-- GOAL OF THE EXERCISE --
The answer must be every line below that holds the word "Table".

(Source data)
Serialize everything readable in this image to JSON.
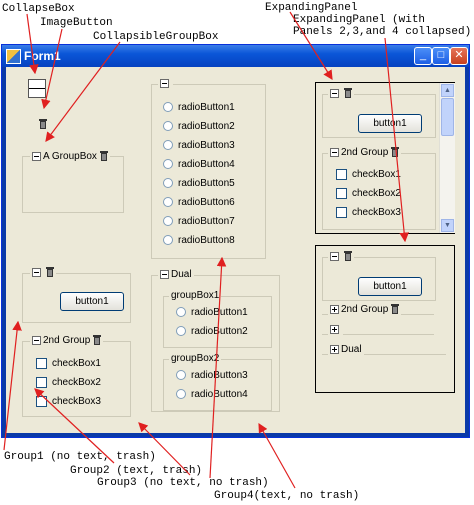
{
  "annotations": {
    "collapse_box": "CollapseBox",
    "image_button": "ImageButton",
    "collapsible_group_box": "CollapsibleGroupBox",
    "expanding_panel": "ExpandingPanel",
    "expanding_panel_collapsed_line1": "ExpandingPanel (with",
    "expanding_panel_collapsed_line2": "Panels 2,3,and 4 collapsed)",
    "group1": "Group1 (no text, trash)",
    "group2": "Group2 (text, trash)",
    "group3": "Group3 (no text, no trash)",
    "group4": "Group4(text, no trash)"
  },
  "window": {
    "title": "Form1",
    "minimize": "_",
    "maximize": "□",
    "close": "✕"
  },
  "a_groupbox": {
    "title": "A GroupBox"
  },
  "radio_group": {
    "items": [
      "radioButton1",
      "radioButton2",
      "radioButton3",
      "radioButton4",
      "radioButton5",
      "radioButton6",
      "radioButton7",
      "radioButton8"
    ]
  },
  "group1": {
    "button": "button1"
  },
  "group2": {
    "title": "2nd Group",
    "checks": [
      "checkBox1",
      "checkBox2",
      "checkBox3"
    ]
  },
  "dual": {
    "title": "Dual",
    "box1": {
      "title": "groupBox1",
      "radios": [
        "radioButton1",
        "radioButton2"
      ]
    },
    "box2": {
      "title": "groupBox2",
      "radios": [
        "radioButton3",
        "radioButton4"
      ]
    }
  },
  "expanding_panel": {
    "button": "button1",
    "group2_title": "2nd Group",
    "checks": [
      "checkBox1",
      "checkBox2",
      "checkBox3"
    ]
  },
  "expanding_panel_collapsed": {
    "button": "button1",
    "group2_title": "2nd Group",
    "group4_title": "Dual"
  },
  "icons": {
    "minus": "minus-icon",
    "plus": "plus-icon",
    "trash": "trash-icon",
    "app": "form-icon"
  }
}
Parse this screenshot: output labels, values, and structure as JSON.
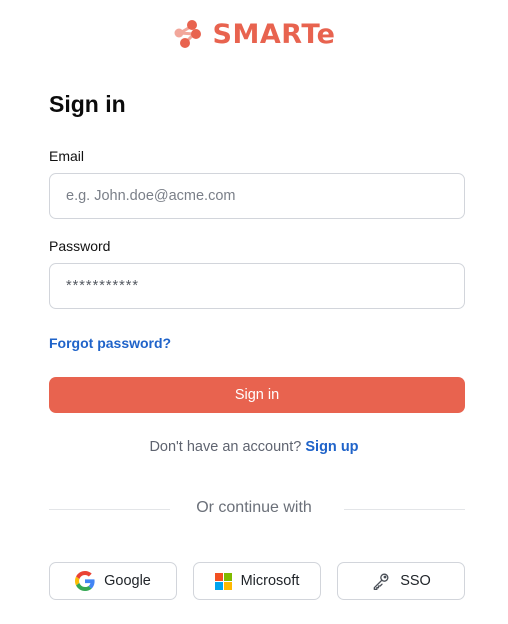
{
  "brand": {
    "name": "SMARTe",
    "accent_color": "#E8634F",
    "logo_icon": "connected-dots-logo"
  },
  "page_title": "Sign in",
  "email": {
    "label": "Email",
    "placeholder": "e.g. John.doe@acme.com",
    "value": ""
  },
  "password": {
    "label": "Password",
    "placeholder": "***********",
    "value": ""
  },
  "forgot_password": {
    "label": "Forgot password?"
  },
  "sign_in_button": {
    "label": "Sign in"
  },
  "signup": {
    "prompt": "Don't have an account?",
    "link_label": "Sign up"
  },
  "divider": {
    "label": "Or continue with"
  },
  "social": [
    {
      "label": "Google",
      "icon": "google-icon"
    },
    {
      "label": "Microsoft",
      "icon": "microsoft-icon"
    },
    {
      "label": "SSO",
      "icon": "key-icon"
    }
  ],
  "colors": {
    "accent": "#E8634F",
    "link": "#1F63C9",
    "border": "#D2D5DB",
    "muted_text": "#5F6470"
  }
}
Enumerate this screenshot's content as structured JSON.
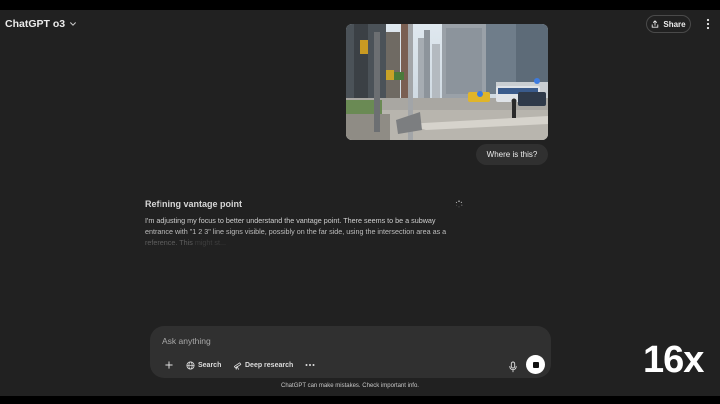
{
  "header": {
    "model_label": "ChatGPT o3",
    "share_label": "Share"
  },
  "conversation": {
    "user_message": "Where is this?",
    "thinking": {
      "title_prefix": "Ref",
      "title_fade": "i",
      "title_rest": "ning vantage point",
      "line1": "I'm adjusting my focus to better understand the vantage point. There seems to be a subway",
      "line2": "entrance with \"1 2 3\" line signs visible, possibly on the far side, using the intersection area as a",
      "line3a": "reference. This",
      "line3b": "might st..."
    }
  },
  "composer": {
    "placeholder": "Ask anything",
    "search_label": "Search",
    "deep_research_label": "Deep research"
  },
  "footer": {
    "disclaimer": "ChatGPT can make mistakes. Check important info."
  },
  "overlay": {
    "speed_badge": "16x"
  },
  "colors": {
    "background": "#212121",
    "surface": "#303030",
    "text": "#ececec"
  }
}
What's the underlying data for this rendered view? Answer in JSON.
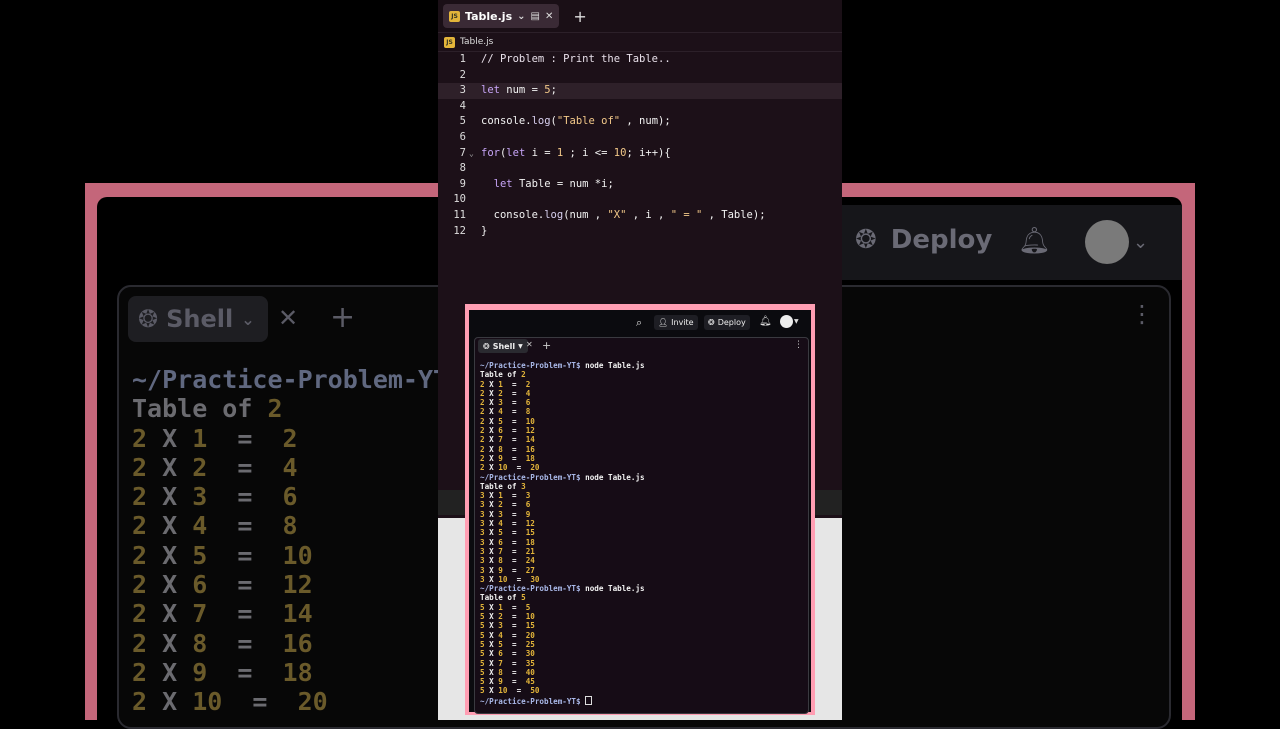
{
  "editor": {
    "tab_label": "Table.js",
    "breadcrumb": "Table.js",
    "code": [
      {
        "n": "1",
        "html": "<span class=\"c-com\">// Problem : Print the Table..</span>"
      },
      {
        "n": "2",
        "html": ""
      },
      {
        "n": "3",
        "html": "<span class=\"c-kw\">let</span> num = <span class=\"c-num\">5</span>;",
        "active": true
      },
      {
        "n": "4",
        "html": ""
      },
      {
        "n": "5",
        "html": "console.<span class=\"c-fn\">log</span>(<span class=\"c-str\">\"Table of\"</span> , num);"
      },
      {
        "n": "6",
        "html": ""
      },
      {
        "n": "7",
        "html": "<span class=\"c-kw\">for</span>(<span class=\"c-kw\">let</span> i = <span class=\"c-num\">1</span> ; i &lt;= <span class=\"c-num\">10</span>; i++){",
        "fold": true
      },
      {
        "n": "8",
        "html": ""
      },
      {
        "n": "9",
        "html": "  <span class=\"c-kw\">let</span> Table = num *i;"
      },
      {
        "n": "10",
        "html": ""
      },
      {
        "n": "11",
        "html": "  console.<span class=\"c-fn\">log</span>(num , <span class=\"c-str\">\"X\"</span> , i , <span class=\"c-str\">\" = \"</span> , Table);"
      },
      {
        "n": "12",
        "html": "}"
      }
    ]
  },
  "header": {
    "invite_label": "Invite",
    "deploy_label": "Deploy"
  },
  "shell": {
    "tab_label": "Shell",
    "prompt": "~/Practice-Problem-YT$",
    "command": "node Table.js",
    "runs": [
      {
        "label": "Table of",
        "num": "2",
        "rows": [
          [
            "2",
            "1",
            "2"
          ],
          [
            "2",
            "2",
            "4"
          ],
          [
            "2",
            "3",
            "6"
          ],
          [
            "2",
            "4",
            "8"
          ],
          [
            "2",
            "5",
            "10"
          ],
          [
            "2",
            "6",
            "12"
          ],
          [
            "2",
            "7",
            "14"
          ],
          [
            "2",
            "8",
            "16"
          ],
          [
            "2",
            "9",
            "18"
          ],
          [
            "2",
            "10",
            "20"
          ]
        ]
      },
      {
        "label": "Table of",
        "num": "3",
        "rows": [
          [
            "3",
            "1",
            "3"
          ],
          [
            "3",
            "2",
            "6"
          ],
          [
            "3",
            "3",
            "9"
          ],
          [
            "3",
            "4",
            "12"
          ],
          [
            "3",
            "5",
            "15"
          ],
          [
            "3",
            "6",
            "18"
          ],
          [
            "3",
            "7",
            "21"
          ],
          [
            "3",
            "8",
            "24"
          ],
          [
            "3",
            "9",
            "27"
          ],
          [
            "3",
            "10",
            "30"
          ]
        ]
      },
      {
        "label": "Table of",
        "num": "5",
        "rows": [
          [
            "5",
            "1",
            "5"
          ],
          [
            "5",
            "2",
            "10"
          ],
          [
            "5",
            "3",
            "15"
          ],
          [
            "5",
            "4",
            "20"
          ],
          [
            "5",
            "5",
            "25"
          ],
          [
            "5",
            "6",
            "30"
          ],
          [
            "5",
            "7",
            "35"
          ],
          [
            "5",
            "8",
            "40"
          ],
          [
            "5",
            "9",
            "45"
          ],
          [
            "5",
            "10",
            "50"
          ]
        ]
      }
    ]
  },
  "background": {
    "deploy_label": "Deploy",
    "shell_label": "Shell",
    "prompt": "~/Practice-Problem-YT",
    "table_label": "Table of",
    "num": "2",
    "rows": [
      [
        "2",
        "1",
        "2"
      ],
      [
        "2",
        "2",
        "4"
      ],
      [
        "2",
        "3",
        "6"
      ],
      [
        "2",
        "4",
        "8"
      ],
      [
        "2",
        "5",
        "10"
      ],
      [
        "2",
        "6",
        "12"
      ],
      [
        "2",
        "7",
        "14"
      ],
      [
        "2",
        "8",
        "16"
      ],
      [
        "2",
        "9",
        "18"
      ],
      [
        "2",
        "10",
        "20"
      ]
    ]
  },
  "icons": {
    "search": "search-icon",
    "invite": "user-plus-icon",
    "deploy": "rocket-icon",
    "bell": "bell-icon",
    "shell": "shell-icon",
    "close": "close-icon",
    "add": "plus-icon",
    "more": "more-vertical-icon",
    "js": "js-file-icon"
  }
}
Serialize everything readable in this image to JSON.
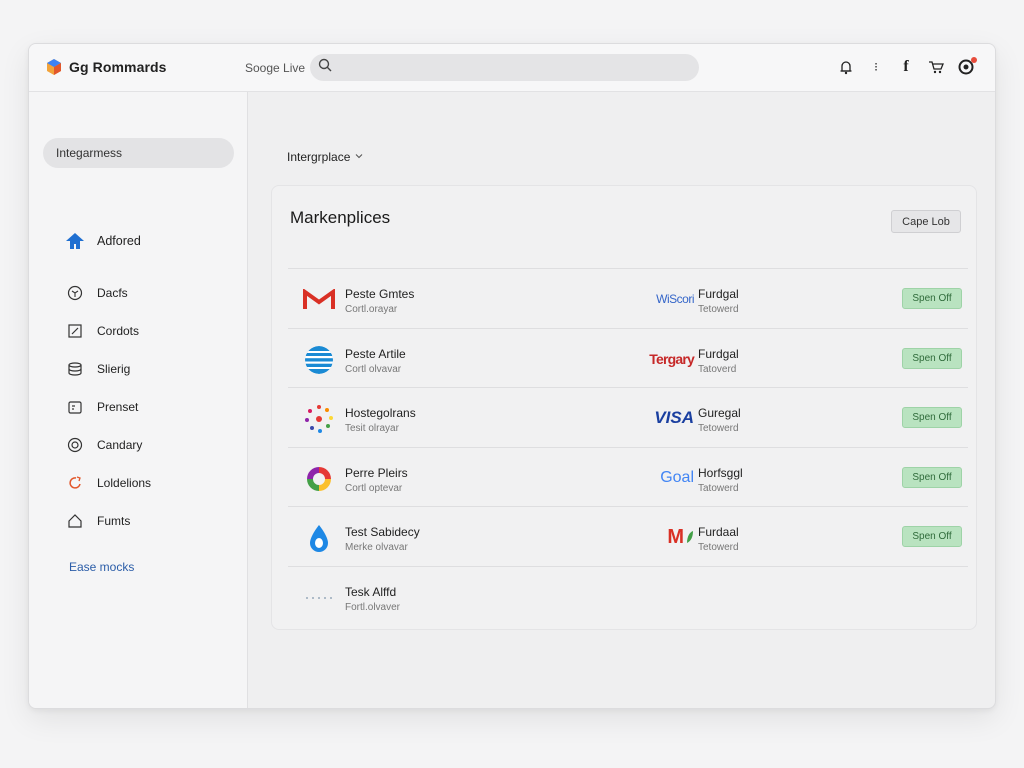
{
  "app": {
    "brand": "Gg Rommards"
  },
  "search": {
    "label": "Sooge Live",
    "placeholder": ""
  },
  "top_icons": [
    "bell-icon",
    "more-icon",
    "facebook-icon",
    "cart-icon",
    "profile-icon"
  ],
  "sidebar": {
    "top_label": "Integarmess",
    "items": [
      {
        "label": "Adfored",
        "icon": "home-icon"
      },
      {
        "label": "Dacfs",
        "icon": "globe-icon"
      },
      {
        "label": "Cordots",
        "icon": "edit-icon"
      },
      {
        "label": "Slierig",
        "icon": "database-icon"
      },
      {
        "label": "Prenset",
        "icon": "calendar-icon"
      },
      {
        "label": "Candary",
        "icon": "target-icon"
      },
      {
        "label": "Loldelions",
        "icon": "link-icon"
      },
      {
        "label": "Fumts",
        "icon": "house-icon"
      }
    ],
    "footer_link": "Ease mocks"
  },
  "main": {
    "dropdown_label": "Intergrplace",
    "panel": {
      "title": "Markenplices",
      "button_label": "Cape Lob",
      "rows": [
        {
          "name": "Peste Gmtes",
          "sub": "Cortl.orayar",
          "logo": "gmail-logo-icon",
          "partner_logo_text": "WiScori",
          "partner_name": "Furdgal",
          "partner_sub": "Tetowerd",
          "action": "Spen Off"
        },
        {
          "name": "Peste Artile",
          "sub": "Cortl olvavar",
          "logo": "att-logo-icon",
          "partner_logo_text": "Tergary",
          "partner_name": "Furdgal",
          "partner_sub": "Tatoverd",
          "action": "Spen Off"
        },
        {
          "name": "Hostegolrans",
          "sub": "Tesit olrayar",
          "logo": "wreath-logo-icon",
          "partner_logo_text": "VISA",
          "partner_name": "Guregal",
          "partner_sub": "Tetowerd",
          "action": "Spen Off"
        },
        {
          "name": "Perre Pleirs",
          "sub": "Cortl optevar",
          "logo": "ring-logo-icon",
          "partner_logo_text": "Goal",
          "partner_name": "Horfsggl",
          "partner_sub": "Tatowerd",
          "action": "Spen Off"
        },
        {
          "name": "Test Sabidecy",
          "sub": "Merke olvavar",
          "logo": "drop-logo-icon",
          "partner_logo_text": "M",
          "partner_name": "Furdaal",
          "partner_sub": "Tetowerd",
          "action": "Spen Off"
        },
        {
          "name": "Tesk Alffd",
          "sub": "Fortl.olvaver",
          "logo": "dots-logo-icon",
          "partner_logo_text": "",
          "partner_name": "",
          "partner_sub": "",
          "action": ""
        }
      ]
    }
  },
  "colors": {
    "accent_green": "#b9e3c0",
    "link_blue": "#2b5da8",
    "visa_blue": "#1a3fa0",
    "gmail_red": "#d93025"
  }
}
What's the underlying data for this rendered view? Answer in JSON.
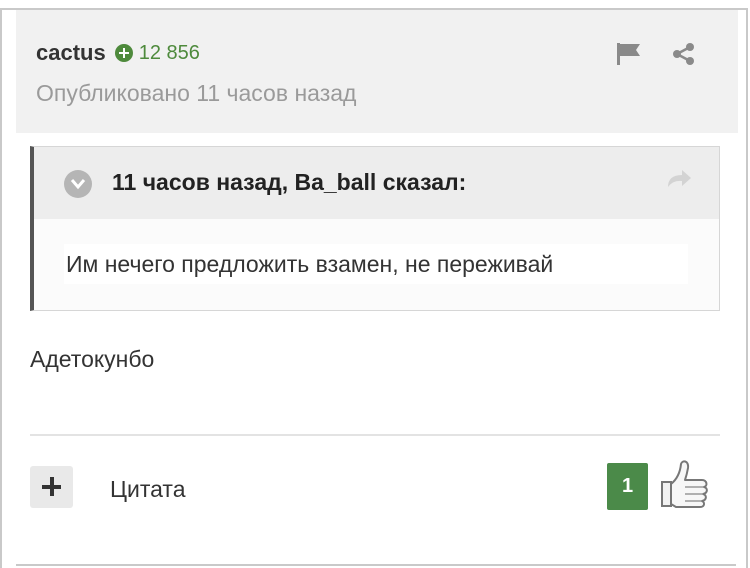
{
  "post": {
    "author": "cactus",
    "reputation": "12 856",
    "published": "Опубликовано 11 часов назад",
    "body_text": "Адетокунбо"
  },
  "quote": {
    "citation": "11 часов назад, Ba_ball сказал:",
    "text": "Им нечего предложить взамен, не переживай"
  },
  "footer": {
    "quote_label": "Цитата",
    "like_count": "1"
  },
  "icons": {
    "reputation": "plus-circle-icon",
    "report": "flag-icon",
    "share": "share-icon",
    "quote_toggle": "chevron-down-icon",
    "quote_link": "forward-arrow-icon",
    "multiquote": "plus-icon",
    "like": "thumbs-up-icon"
  },
  "colors": {
    "header_bg": "#f1f1f1",
    "reputation_green": "#4e8a3c",
    "like_badge": "#4b8a49",
    "quote_border": "#555555"
  }
}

-- RESULT OF THE EXERCISE --
    "tab_label": "Table.js",
    "breadcrumb": "Table.js",
        "html": "<span class=\"c-com\">// Problem : Print the Table..</span>"
        "html": "console.<span class=\"c-fn\">log</span>(<span class=\"c-str\">\"Table of\"</span> , num);"
        "html": "  <span class=\"c-kw\">let</span> Table = num *i;"
        "html": "  console.<span class=\"c-fn\">log</span>(num , <span class=\"c-str\">\"X\"</span> , i , <span class=\"c-str\">\" = \"</span> , Table);"
    "command": "node Table.js",
        "label": "Table of",
        "label": "Table of",
        "label": "Table of",
    "table_label": "Table of",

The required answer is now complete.